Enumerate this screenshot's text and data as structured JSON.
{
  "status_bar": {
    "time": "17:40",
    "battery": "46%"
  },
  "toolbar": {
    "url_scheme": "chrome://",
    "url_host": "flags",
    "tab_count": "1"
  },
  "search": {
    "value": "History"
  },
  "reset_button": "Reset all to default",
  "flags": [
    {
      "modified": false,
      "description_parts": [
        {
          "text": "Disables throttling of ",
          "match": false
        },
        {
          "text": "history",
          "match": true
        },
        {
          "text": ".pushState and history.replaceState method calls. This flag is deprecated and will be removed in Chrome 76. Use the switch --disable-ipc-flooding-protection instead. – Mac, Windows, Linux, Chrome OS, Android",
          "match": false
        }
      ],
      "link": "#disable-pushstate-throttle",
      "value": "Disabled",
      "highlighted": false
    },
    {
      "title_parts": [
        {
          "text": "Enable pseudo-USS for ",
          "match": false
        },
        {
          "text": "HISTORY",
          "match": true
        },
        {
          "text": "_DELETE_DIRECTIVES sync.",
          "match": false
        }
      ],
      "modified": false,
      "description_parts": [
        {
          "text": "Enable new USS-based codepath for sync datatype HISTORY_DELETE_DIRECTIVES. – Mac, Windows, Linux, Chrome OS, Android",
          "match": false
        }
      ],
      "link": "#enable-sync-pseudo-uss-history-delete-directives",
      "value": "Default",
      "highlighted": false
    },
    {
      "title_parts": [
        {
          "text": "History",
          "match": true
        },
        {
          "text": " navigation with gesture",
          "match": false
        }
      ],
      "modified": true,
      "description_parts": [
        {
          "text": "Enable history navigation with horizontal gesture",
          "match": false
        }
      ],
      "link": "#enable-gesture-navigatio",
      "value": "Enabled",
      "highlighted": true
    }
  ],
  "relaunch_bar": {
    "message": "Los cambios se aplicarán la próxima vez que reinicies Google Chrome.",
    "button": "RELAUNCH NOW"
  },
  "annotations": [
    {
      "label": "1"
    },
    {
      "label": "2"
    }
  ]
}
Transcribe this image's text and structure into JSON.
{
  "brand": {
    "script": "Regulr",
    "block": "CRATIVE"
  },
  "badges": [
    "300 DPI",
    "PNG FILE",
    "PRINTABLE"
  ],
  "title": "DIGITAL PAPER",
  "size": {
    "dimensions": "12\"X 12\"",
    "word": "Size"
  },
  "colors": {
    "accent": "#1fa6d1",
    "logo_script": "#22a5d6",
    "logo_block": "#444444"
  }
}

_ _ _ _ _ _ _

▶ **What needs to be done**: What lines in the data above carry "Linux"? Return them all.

▶ **Output for this task**:
          "text": ".pushState and history.replaceState method calls. This flag is deprecated and will be removed in Chrome 76. Use the switch --disable-ipc-flooding-protection instead. – Mac, Windows, Linux, Chrome OS, Android",
          "text": "Enable new USS-based codepath for sync datatype HISTORY_DELETE_DIRECTIVES. – Mac, Windows, Linux, Chrome OS, Android",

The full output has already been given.